• Instructions to follow
The task calls for every entry to be printed word for word, without the images.

• Supplied material

┄┄┄┄┄┄┄┄┄┄

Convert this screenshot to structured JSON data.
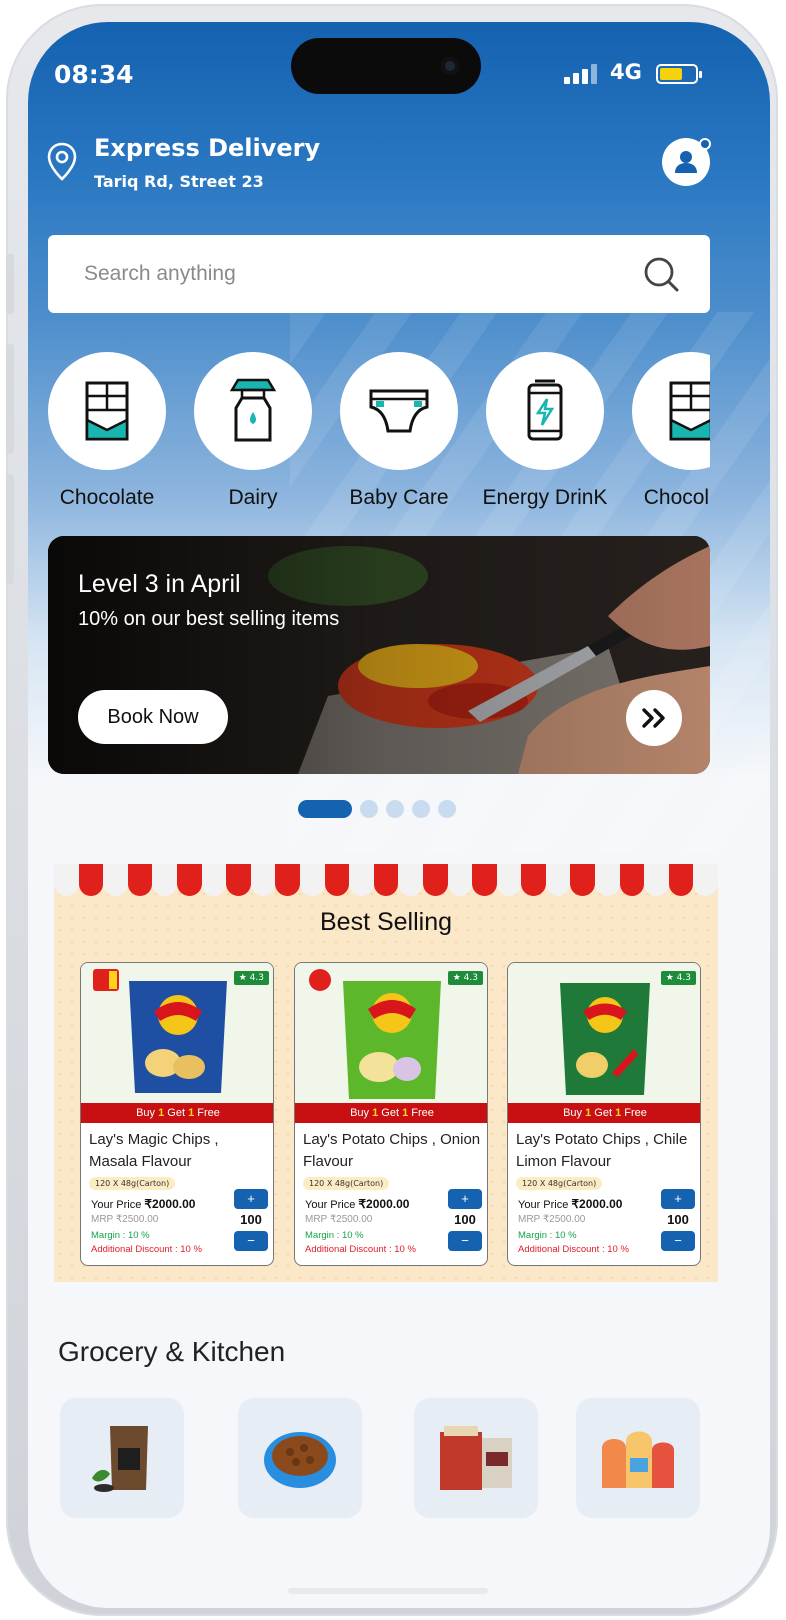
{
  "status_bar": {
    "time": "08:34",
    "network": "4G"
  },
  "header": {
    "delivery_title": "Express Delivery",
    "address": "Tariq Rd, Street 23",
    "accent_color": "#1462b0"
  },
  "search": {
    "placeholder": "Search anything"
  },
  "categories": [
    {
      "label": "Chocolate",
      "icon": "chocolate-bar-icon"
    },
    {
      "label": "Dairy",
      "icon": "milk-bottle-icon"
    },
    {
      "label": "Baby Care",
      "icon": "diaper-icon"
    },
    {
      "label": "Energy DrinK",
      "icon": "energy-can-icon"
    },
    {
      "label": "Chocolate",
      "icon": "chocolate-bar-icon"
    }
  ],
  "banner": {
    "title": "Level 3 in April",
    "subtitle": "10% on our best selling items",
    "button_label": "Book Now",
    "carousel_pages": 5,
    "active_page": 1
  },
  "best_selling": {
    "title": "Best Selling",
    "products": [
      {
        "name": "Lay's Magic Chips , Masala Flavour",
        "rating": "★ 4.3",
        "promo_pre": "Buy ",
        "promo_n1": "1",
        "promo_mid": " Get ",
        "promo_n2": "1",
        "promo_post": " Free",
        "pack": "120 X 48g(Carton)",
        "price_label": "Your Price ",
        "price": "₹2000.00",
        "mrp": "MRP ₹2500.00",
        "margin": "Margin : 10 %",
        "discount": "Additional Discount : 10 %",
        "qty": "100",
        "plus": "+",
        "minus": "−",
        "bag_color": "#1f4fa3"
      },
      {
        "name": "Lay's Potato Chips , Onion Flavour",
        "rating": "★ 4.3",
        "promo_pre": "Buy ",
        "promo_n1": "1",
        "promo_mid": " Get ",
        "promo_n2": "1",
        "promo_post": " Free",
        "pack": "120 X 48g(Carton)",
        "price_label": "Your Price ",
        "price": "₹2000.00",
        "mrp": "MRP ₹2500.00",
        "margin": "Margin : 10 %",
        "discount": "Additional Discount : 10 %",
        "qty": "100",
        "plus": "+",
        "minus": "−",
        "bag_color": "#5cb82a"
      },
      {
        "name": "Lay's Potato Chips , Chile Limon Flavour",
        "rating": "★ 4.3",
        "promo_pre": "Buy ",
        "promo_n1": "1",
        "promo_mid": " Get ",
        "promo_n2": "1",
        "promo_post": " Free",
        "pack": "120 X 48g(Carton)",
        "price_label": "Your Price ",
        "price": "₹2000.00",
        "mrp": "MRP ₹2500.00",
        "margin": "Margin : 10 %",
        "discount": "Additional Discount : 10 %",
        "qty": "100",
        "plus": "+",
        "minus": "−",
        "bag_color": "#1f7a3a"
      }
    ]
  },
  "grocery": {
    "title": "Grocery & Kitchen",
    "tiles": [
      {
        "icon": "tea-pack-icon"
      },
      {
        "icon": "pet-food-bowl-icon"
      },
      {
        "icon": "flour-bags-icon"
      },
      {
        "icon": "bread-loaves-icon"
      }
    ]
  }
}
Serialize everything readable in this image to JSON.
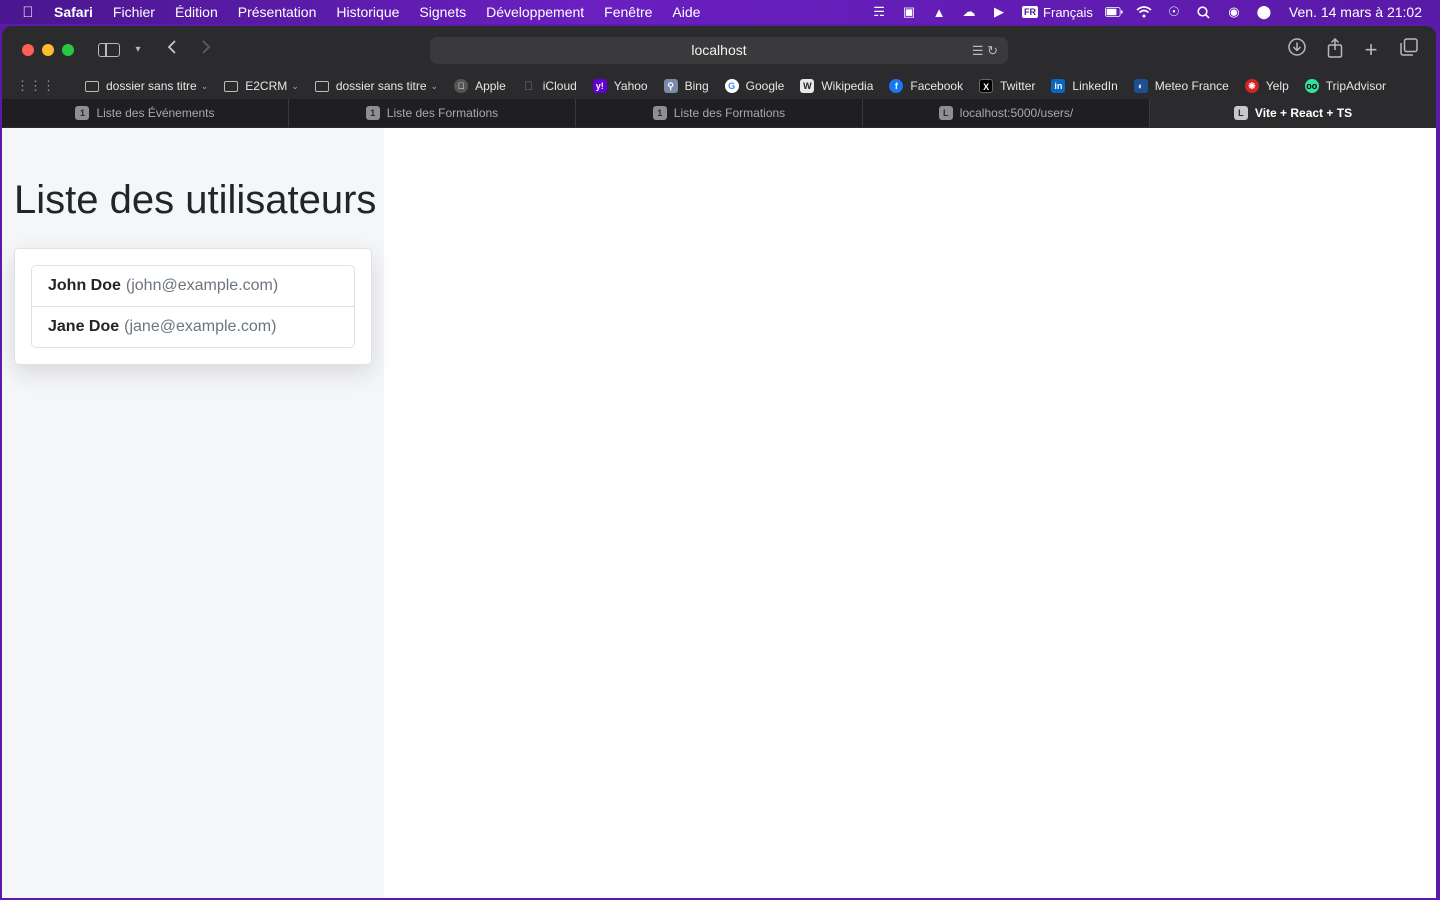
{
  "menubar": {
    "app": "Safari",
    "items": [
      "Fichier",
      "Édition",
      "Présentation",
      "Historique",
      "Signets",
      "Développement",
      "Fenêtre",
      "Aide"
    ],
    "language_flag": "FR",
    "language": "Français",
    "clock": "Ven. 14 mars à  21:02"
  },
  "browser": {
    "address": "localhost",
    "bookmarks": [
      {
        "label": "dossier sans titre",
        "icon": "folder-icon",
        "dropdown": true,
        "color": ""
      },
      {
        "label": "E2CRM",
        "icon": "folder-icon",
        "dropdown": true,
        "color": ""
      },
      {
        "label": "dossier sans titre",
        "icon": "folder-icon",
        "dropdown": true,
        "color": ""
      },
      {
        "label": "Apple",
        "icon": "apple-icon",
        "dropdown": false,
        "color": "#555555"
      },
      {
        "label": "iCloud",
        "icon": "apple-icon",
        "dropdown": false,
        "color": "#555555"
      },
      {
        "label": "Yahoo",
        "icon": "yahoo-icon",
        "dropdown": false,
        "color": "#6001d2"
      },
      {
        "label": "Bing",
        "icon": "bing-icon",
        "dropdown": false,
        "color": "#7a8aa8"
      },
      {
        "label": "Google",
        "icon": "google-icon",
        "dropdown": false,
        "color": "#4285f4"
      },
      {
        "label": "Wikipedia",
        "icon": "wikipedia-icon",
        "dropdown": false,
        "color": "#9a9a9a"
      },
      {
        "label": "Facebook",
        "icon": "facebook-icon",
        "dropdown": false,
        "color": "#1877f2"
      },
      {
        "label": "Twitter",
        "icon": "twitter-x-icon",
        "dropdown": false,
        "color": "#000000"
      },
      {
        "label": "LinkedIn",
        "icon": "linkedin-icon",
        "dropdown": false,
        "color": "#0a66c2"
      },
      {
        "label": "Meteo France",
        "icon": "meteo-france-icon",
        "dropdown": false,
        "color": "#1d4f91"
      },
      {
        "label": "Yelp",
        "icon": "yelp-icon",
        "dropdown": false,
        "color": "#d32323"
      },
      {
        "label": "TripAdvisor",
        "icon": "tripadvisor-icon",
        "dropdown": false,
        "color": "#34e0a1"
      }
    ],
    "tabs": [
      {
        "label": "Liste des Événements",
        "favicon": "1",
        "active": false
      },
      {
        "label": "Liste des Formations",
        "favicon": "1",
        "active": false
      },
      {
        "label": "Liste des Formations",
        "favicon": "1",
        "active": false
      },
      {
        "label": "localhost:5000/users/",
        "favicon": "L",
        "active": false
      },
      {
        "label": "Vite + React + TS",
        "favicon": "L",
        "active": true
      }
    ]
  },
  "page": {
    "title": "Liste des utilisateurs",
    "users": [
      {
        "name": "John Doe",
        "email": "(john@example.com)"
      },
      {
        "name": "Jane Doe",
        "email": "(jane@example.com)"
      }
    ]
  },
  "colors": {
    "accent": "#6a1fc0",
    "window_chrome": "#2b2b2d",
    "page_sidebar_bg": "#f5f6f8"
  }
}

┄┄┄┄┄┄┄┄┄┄

• Expected answer
Convert this screenshot to structured JSON data.
{
  "status_bar": {
    "time": "08:34",
    "network": "4G"
  },
  "header": {
    "delivery_title": "Express Delivery",
    "address": "Tariq Rd, Street 23",
    "accent_color": "#1462b0"
  },
  "search": {
    "placeholder": "Search anything"
  },
  "categories": [
    {
      "label": "Chocolate",
      "icon": "chocolate-bar-icon"
    },
    {
      "label": "Dairy",
      "icon": "milk-bottle-icon"
    },
    {
      "label": "Baby Care",
      "icon": "diaper-icon"
    },
    {
      "label": "Energy DrinK",
      "icon": "energy-can-icon"
    },
    {
      "label": "Chocolate",
      "icon": "chocolate-bar-icon"
    }
  ],
  "banner": {
    "title": "Level 3 in April",
    "subtitle": "10% on our best selling items",
    "button_label": "Book Now",
    "carousel_pages": 5,
    "active_page": 1
  },
  "best_selling": {
    "title": "Best Selling",
    "products": [
      {
        "name": "Lay's Magic Chips , Masala Flavour",
        "rating": "★ 4.3",
        "promo_pre": "Buy ",
        "promo_n1": "1",
        "promo_mid": " Get ",
        "promo_n2": "1",
        "promo_post": " Free",
        "pack": "120 X 48g(Carton)",
        "price_label": "Your Price ",
        "price": "₹2000.00",
        "mrp": "MRP ₹2500.00",
        "margin": "Margin : 10 %",
        "discount": "Additional Discount : 10 %",
        "qty": "100",
        "plus": "+",
        "minus": "−",
        "bag_color": "#1f4fa3"
      },
      {
        "name": "Lay's Potato Chips , Onion Flavour",
        "rating": "★ 4.3",
        "promo_pre": "Buy ",
        "promo_n1": "1",
        "promo_mid": " Get ",
        "promo_n2": "1",
        "promo_post": " Free",
        "pack": "120 X 48g(Carton)",
        "price_label": "Your Price ",
        "price": "₹2000.00",
        "mrp": "MRP ₹2500.00",
        "margin": "Margin : 10 %",
        "discount": "Additional Discount : 10 %",
        "qty": "100",
        "plus": "+",
        "minus": "−",
        "bag_color": "#5cb82a"
      },
      {
        "name": "Lay's Potato Chips , Chile Limon Flavour",
        "rating": "★ 4.3",
        "promo_pre": "Buy ",
        "promo_n1": "1",
        "promo_mid": " Get ",
        "promo_n2": "1",
        "promo_post": " Free",
        "pack": "120 X 48g(Carton)",
        "price_label": "Your Price ",
        "price": "₹2000.00",
        "mrp": "MRP ₹2500.00",
        "margin": "Margin : 10 %",
        "discount": "Additional Discount : 10 %",
        "qty": "100",
        "plus": "+",
        "minus": "−",
        "bag_color": "#1f7a3a"
      }
    ]
  },
  "grocery": {
    "title": "Grocery & Kitchen",
    "tiles": [
      {
        "icon": "tea-pack-icon"
      },
      {
        "icon": "pet-food-bowl-icon"
      },
      {
        "icon": "flour-bags-icon"
      },
      {
        "icon": "bread-loaves-icon"
      }
    ]
  }
}
Serialize everything readable in this image to JSON.
{
  "menubar": {
    "app": "Safari",
    "items": [
      "Fichier",
      "Édition",
      "Présentation",
      "Historique",
      "Signets",
      "Développement",
      "Fenêtre",
      "Aide"
    ],
    "language_flag": "FR",
    "language": "Français",
    "clock": "Ven. 14 mars à  21:02"
  },
  "browser": {
    "address": "localhost",
    "bookmarks": [
      {
        "label": "dossier sans titre",
        "icon": "folder-icon",
        "dropdown": true,
        "color": ""
      },
      {
        "label": "E2CRM",
        "icon": "folder-icon",
        "dropdown": true,
        "color": ""
      },
      {
        "label": "dossier sans titre",
        "icon": "folder-icon",
        "dropdown": true,
        "color": ""
      },
      {
        "label": "Apple",
        "icon": "apple-icon",
        "dropdown": false,
        "color": "#555555"
      },
      {
        "label": "iCloud",
        "icon": "apple-icon",
        "dropdown": false,
        "color": "#555555"
      },
      {
        "label": "Yahoo",
        "icon": "yahoo-icon",
        "dropdown": false,
        "color": "#6001d2"
      },
      {
        "label": "Bing",
        "icon": "bing-icon",
        "dropdown": false,
        "color": "#7a8aa8"
      },
      {
        "label": "Google",
        "icon": "google-icon",
        "dropdown": false,
        "color": "#4285f4"
      },
      {
        "label": "Wikipedia",
        "icon": "wikipedia-icon",
        "dropdown": false,
        "color": "#9a9a9a"
      },
      {
        "label": "Facebook",
        "icon": "facebook-icon",
        "dropdown": false,
        "color": "#1877f2"
      },
      {
        "label": "Twitter",
        "icon": "twitter-x-icon",
        "dropdown": false,
        "color": "#000000"
      },
      {
        "label": "LinkedIn",
        "icon": "linkedin-icon",
        "dropdown": false,
        "color": "#0a66c2"
      },
      {
        "label": "Meteo France",
        "icon": "meteo-france-icon",
        "dropdown": false,
        "color": "#1d4f91"
      },
      {
        "label": "Yelp",
        "icon": "yelp-icon",
        "dropdown": false,
        "color": "#d32323"
      },
      {
        "label": "TripAdvisor",
        "icon": "tripadvisor-icon",
        "dropdown": false,
        "color": "#34e0a1"
      }
    ],
    "tabs": [
      {
        "label": "Liste des Événements",
        "favicon": "1",
        "active": false
      },
      {
        "label": "Liste des Formations",
        "favicon": "1",
        "active": false
      },
      {
        "label": "Liste des Formations",
        "favicon": "1",
        "active": false
      },
      {
        "label": "localhost:5000/users/",
        "favicon": "L",
        "active": false
      },
      {
        "label": "Vite + React + TS",
        "favicon": "L",
        "active": true
      }
    ]
  },
  "page": {
    "title": "Liste des utilisateurs",
    "users": [
      {
        "name": "John Doe",
        "email": "(john@example.com)"
      },
      {
        "name": "Jane Doe",
        "email": "(jane@example.com)"
      }
    ]
  },
  "colors": {
    "accent": "#6a1fc0",
    "window_chrome": "#2b2b2d",
    "page_sidebar_bg": "#f5f6f8"
  }
}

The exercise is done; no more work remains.